Migrating to Jama Connect
Now that the Jama Connect frameworks are configured and the data identified, it’s time to migrate. We would not recommend your data migration happens all at once, but instead unfolds in three phases:
- Phase One: In the preparation phase, you’ll perform a few test imports to ensure the data migrates across correctly.
- Phase Two: When ready, you can migrate one pilot project. After evaluating the results (or even better, working for a few weeks in production), you can fine-tune and optimize the import process for subsequent projects.
- Phase Three: At this point, you’re ready to migrate the remaining data. It is generally a good idea to keep the overlap — with both DOORS and Jama Connect in production — as small as possible.
The Software Migration Process

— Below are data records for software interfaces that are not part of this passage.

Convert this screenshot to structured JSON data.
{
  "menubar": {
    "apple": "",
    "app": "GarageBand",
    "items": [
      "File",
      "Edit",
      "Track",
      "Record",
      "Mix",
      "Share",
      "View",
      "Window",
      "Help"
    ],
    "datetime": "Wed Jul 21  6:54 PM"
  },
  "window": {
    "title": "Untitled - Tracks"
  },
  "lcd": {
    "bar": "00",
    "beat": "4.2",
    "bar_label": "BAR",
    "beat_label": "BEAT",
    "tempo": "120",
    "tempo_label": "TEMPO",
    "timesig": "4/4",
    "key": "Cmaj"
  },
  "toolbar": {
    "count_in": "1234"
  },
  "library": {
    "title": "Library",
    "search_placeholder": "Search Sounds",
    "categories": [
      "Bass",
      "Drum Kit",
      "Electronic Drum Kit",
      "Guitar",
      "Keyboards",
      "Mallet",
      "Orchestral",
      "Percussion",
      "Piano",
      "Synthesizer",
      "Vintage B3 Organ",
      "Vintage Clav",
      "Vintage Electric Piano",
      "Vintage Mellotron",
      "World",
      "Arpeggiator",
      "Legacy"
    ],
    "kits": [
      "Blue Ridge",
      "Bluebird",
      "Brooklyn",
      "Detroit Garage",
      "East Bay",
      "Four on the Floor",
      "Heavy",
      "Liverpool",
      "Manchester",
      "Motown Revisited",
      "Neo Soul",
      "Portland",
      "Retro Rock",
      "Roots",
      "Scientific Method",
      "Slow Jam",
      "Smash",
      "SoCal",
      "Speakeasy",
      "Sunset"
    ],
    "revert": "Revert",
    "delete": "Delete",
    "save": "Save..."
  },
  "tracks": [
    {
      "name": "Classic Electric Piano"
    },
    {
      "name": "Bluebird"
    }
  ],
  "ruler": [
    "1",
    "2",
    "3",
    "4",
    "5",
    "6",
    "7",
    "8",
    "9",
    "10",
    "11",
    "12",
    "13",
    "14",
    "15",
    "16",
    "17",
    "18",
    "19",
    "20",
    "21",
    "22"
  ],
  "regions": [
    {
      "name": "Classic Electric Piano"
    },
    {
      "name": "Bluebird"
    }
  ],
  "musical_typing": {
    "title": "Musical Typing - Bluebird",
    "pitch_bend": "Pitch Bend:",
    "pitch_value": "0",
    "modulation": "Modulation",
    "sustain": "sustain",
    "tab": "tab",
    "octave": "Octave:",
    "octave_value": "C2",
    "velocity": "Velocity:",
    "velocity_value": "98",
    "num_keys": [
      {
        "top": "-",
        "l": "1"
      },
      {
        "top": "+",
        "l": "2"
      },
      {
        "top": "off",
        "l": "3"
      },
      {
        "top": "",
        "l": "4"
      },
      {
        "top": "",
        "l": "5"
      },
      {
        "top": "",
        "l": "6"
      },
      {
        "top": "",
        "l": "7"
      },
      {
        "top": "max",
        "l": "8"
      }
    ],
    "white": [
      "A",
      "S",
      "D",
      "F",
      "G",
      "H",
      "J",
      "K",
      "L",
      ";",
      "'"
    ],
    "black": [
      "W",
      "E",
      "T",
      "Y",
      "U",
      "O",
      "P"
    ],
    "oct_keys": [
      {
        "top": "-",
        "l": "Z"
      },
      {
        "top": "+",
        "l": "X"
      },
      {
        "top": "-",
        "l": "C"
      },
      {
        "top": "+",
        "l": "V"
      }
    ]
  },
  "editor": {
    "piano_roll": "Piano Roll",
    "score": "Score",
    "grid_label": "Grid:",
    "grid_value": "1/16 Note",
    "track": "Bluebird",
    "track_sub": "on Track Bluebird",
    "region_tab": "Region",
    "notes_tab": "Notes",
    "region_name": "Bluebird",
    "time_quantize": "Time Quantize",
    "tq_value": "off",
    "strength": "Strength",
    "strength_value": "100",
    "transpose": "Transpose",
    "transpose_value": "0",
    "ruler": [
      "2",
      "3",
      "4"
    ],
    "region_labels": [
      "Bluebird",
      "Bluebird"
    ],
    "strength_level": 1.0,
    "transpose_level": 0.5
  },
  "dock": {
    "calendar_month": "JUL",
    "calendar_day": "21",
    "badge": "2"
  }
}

Jama Software provides four different facilities for data migration. Whichever one you use depends on your specific situation and the amount of data you need to migrate. All data migration options will maintain formatting and traceability:
- Jama Connect ships with a built-in DOORS importer. To use it, you export views in DOORS to HTML, which are then imported. Every module has to be processed by hand, so this path is useful for test imports and small quantities of data (a few dozen DOORS modules).

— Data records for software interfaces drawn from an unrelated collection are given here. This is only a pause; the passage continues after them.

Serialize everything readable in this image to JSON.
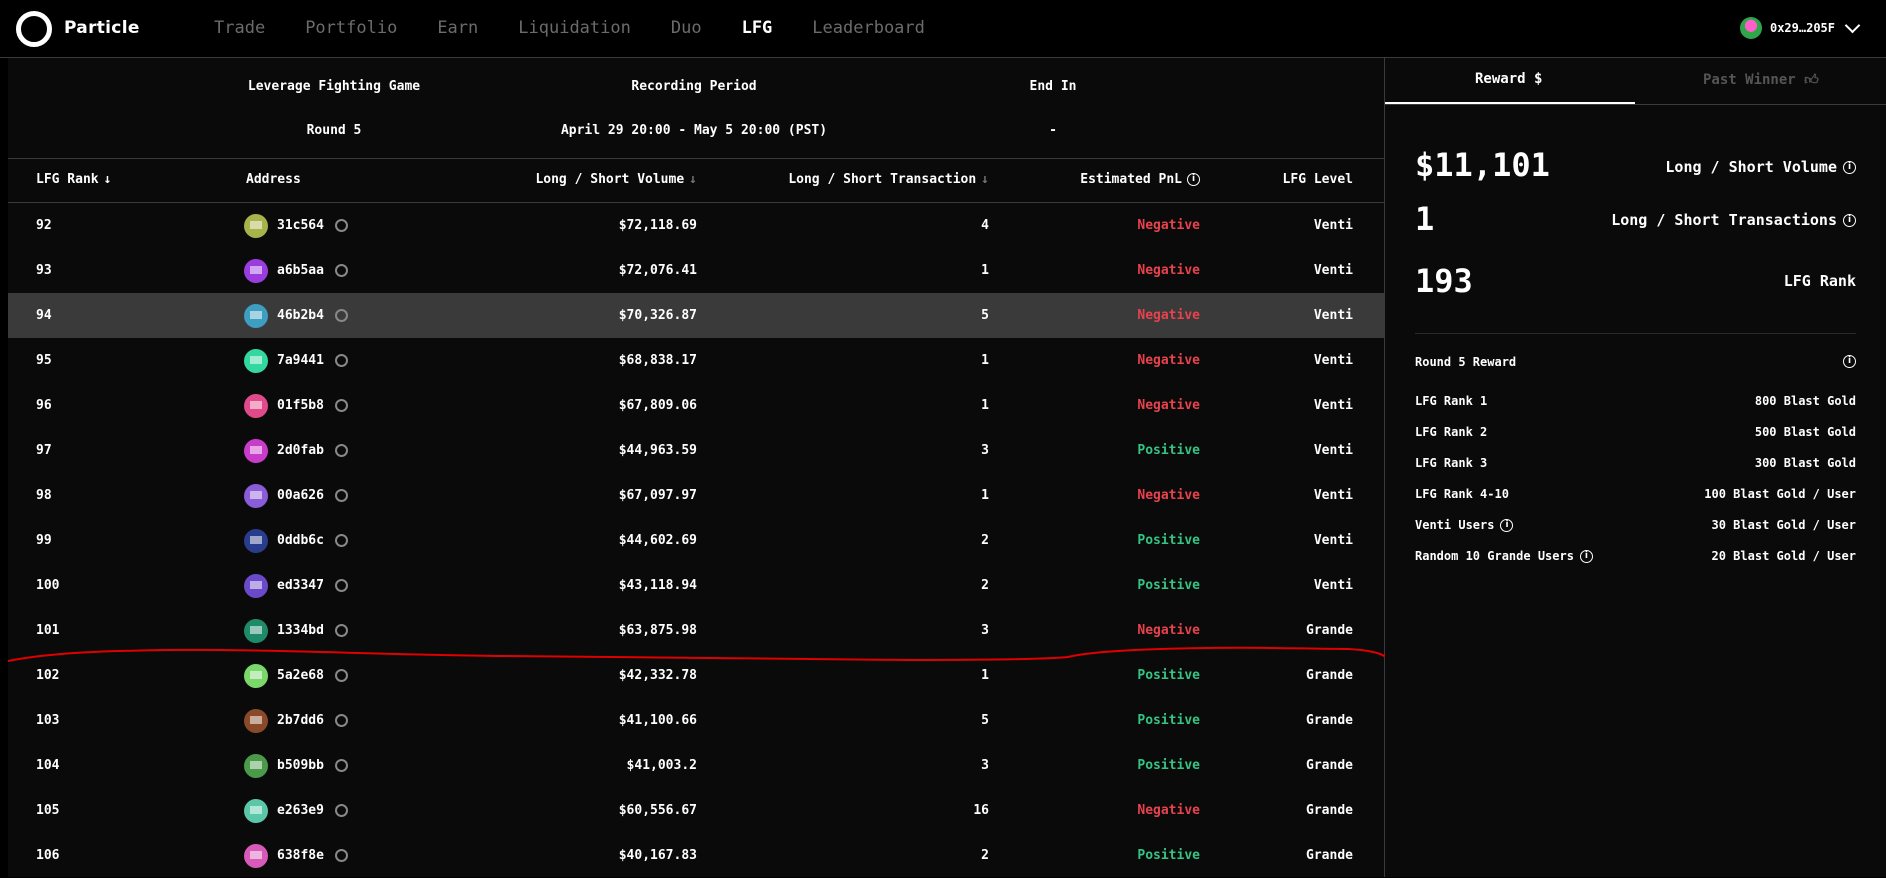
{
  "nav": {
    "brand": "Particle",
    "items": [
      "Trade",
      "Portfolio",
      "Earn",
      "Liquidation",
      "Duo",
      "LFG",
      "Leaderboard"
    ],
    "active": "LFG",
    "wallet": "0x29…205F"
  },
  "info": {
    "game_label": "Leverage Fighting Game",
    "game_value": "Round 5",
    "period_label": "Recording Period",
    "period_value": "April 29 20:00 - May 5 20:00 (PST)",
    "end_label": "End In",
    "end_value": "-"
  },
  "table": {
    "headers": {
      "rank": "LFG Rank",
      "address": "Address",
      "volume": "Long / Short Volume",
      "transactions": "Long / Short Transaction",
      "pnl": "Estimated PnL",
      "level": "LFG Level"
    },
    "rows": [
      {
        "rank": "92",
        "address": "31c564",
        "volume": "$72,118.69",
        "tx": "4",
        "pnl": "Negative",
        "level": "Venti",
        "avatar": "#a8b24a"
      },
      {
        "rank": "93",
        "address": "a6b5aa",
        "volume": "$72,076.41",
        "tx": "1",
        "pnl": "Negative",
        "level": "Venti",
        "avatar": "#9b3ce0"
      },
      {
        "rank": "94",
        "address": "46b2b4",
        "volume": "$70,326.87",
        "tx": "5",
        "pnl": "Negative",
        "level": "Venti",
        "avatar": "#3d9ec0"
      },
      {
        "rank": "95",
        "address": "7a9441",
        "volume": "$68,838.17",
        "tx": "1",
        "pnl": "Negative",
        "level": "Venti",
        "avatar": "#34d7a0"
      },
      {
        "rank": "96",
        "address": "01f5b8",
        "volume": "$67,809.06",
        "tx": "1",
        "pnl": "Negative",
        "level": "Venti",
        "avatar": "#e04a8a"
      },
      {
        "rank": "97",
        "address": "2d0fab",
        "volume": "$44,963.59",
        "tx": "3",
        "pnl": "Positive",
        "level": "Venti",
        "avatar": "#c93cc9"
      },
      {
        "rank": "98",
        "address": "00a626",
        "volume": "$67,097.97",
        "tx": "1",
        "pnl": "Negative",
        "level": "Venti",
        "avatar": "#8a5cd8"
      },
      {
        "rank": "99",
        "address": "0ddb6c",
        "volume": "$44,602.69",
        "tx": "2",
        "pnl": "Positive",
        "level": "Venti",
        "avatar": "#2a3c8c"
      },
      {
        "rank": "100",
        "address": "ed3347",
        "volume": "$43,118.94",
        "tx": "2",
        "pnl": "Positive",
        "level": "Venti",
        "avatar": "#6a4ac8"
      },
      {
        "rank": "101",
        "address": "1334bd",
        "volume": "$63,875.98",
        "tx": "3",
        "pnl": "Negative",
        "level": "Grande",
        "avatar": "#1f8a6a"
      },
      {
        "rank": "102",
        "address": "5a2e68",
        "volume": "$42,332.78",
        "tx": "1",
        "pnl": "Positive",
        "level": "Grande",
        "avatar": "#7ad86a"
      },
      {
        "rank": "103",
        "address": "2b7dd6",
        "volume": "$41,100.66",
        "tx": "5",
        "pnl": "Positive",
        "level": "Grande",
        "avatar": "#8a4a2a"
      },
      {
        "rank": "104",
        "address": "b509bb",
        "volume": "$41,003.2",
        "tx": "3",
        "pnl": "Positive",
        "level": "Grande",
        "avatar": "#4a9a4a"
      },
      {
        "rank": "105",
        "address": "e263e9",
        "volume": "$60,556.67",
        "tx": "16",
        "pnl": "Negative",
        "level": "Grande",
        "avatar": "#5ac8a8"
      },
      {
        "rank": "106",
        "address": "638f8e",
        "volume": "$40,167.83",
        "tx": "2",
        "pnl": "Positive",
        "level": "Grande",
        "avatar": "#d85ab8"
      }
    ],
    "highlighted_rank": "94"
  },
  "side": {
    "tab_reward": "Reward $",
    "tab_past": "Past Winner",
    "stats": [
      {
        "value": "$11,101",
        "label": "Long / Short Volume",
        "info": true
      },
      {
        "value": "1",
        "label": "Long / Short Transactions",
        "info": true
      },
      {
        "value": "193",
        "label": "LFG Rank",
        "info": false
      }
    ],
    "reward_title": "Round 5 Reward",
    "rewards": [
      {
        "k": "LFG Rank 1",
        "v": "800 Blast Gold",
        "info": false
      },
      {
        "k": "LFG Rank 2",
        "v": "500 Blast Gold",
        "info": false
      },
      {
        "k": "LFG Rank 3",
        "v": "300 Blast Gold",
        "info": false
      },
      {
        "k": "LFG Rank 4-10",
        "v": "100 Blast Gold / User",
        "info": false
      },
      {
        "k": "Venti Users",
        "v": "30 Blast Gold / User",
        "info": true
      },
      {
        "k": "Random 10 Grande Users",
        "v": "20 Blast Gold / User",
        "info": true
      }
    ]
  },
  "colors": {
    "negative": "#e8424e",
    "positive": "#35c483",
    "annotation": "#e00000"
  }
}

- You can also use Jama Software’s Data Exchange, which works with ReqIF, the Requirements Interchange Format. You can export data in DOORS and subsequently import it into Jama Connect. This scales better as you can process whole projects at a time.
- You can also use Jama Software’s DOORS Migration Engine, a set of configurable tools that we tailor to your specific situation, which makes bulk migration possible.
- If none of these options works for whatever reason, you can build your own scripts that import data into Jama Connect using our REST API.
RELATED: Legacy Sunset: Why Jama Connect is a Proven Alternative to Legacy Requirements Management Tools
Learn more about requirements traceability by downloading our eBook, “The Jama Software Guide to Requirements Traceability.”
DOORS has been a faithful requirements management tool that has served the product development community well for almost 30 years. But in order to stay competitive, it’s necessary to switch to a modern requirements management solution like Jama Connect.
Software migrations are rarely fun. However, when you migrate from DOORS to Jama Connect, it is a rewarding experience, as you end with an intuitive, user-friendly, and team-friendly environment. Plus, as your data gets aligned to the Jama Connect framework during the software migration process, your requirements data will be consistent and synchronized to your team’s processes.
See how Jama Connect can transform your requirements management process for legacy software customers in our whitepaper, “Jama Connect: A Modern Requirements Management Alternative to IBM DOORS.”
- Legacy Sunset: Data Migration – Moving from IBM® Rational DOORS® to Jama Connect® - October 3, 2019
- Legacy Sunset: Why Compliance is a Pain with Legacy Requirements Management (RM) Solutions - September 26, 2019
- Legacy Sunset: Enabling Innovation in Automotive Engineering Through Modern Requirements Management - September 17, 2019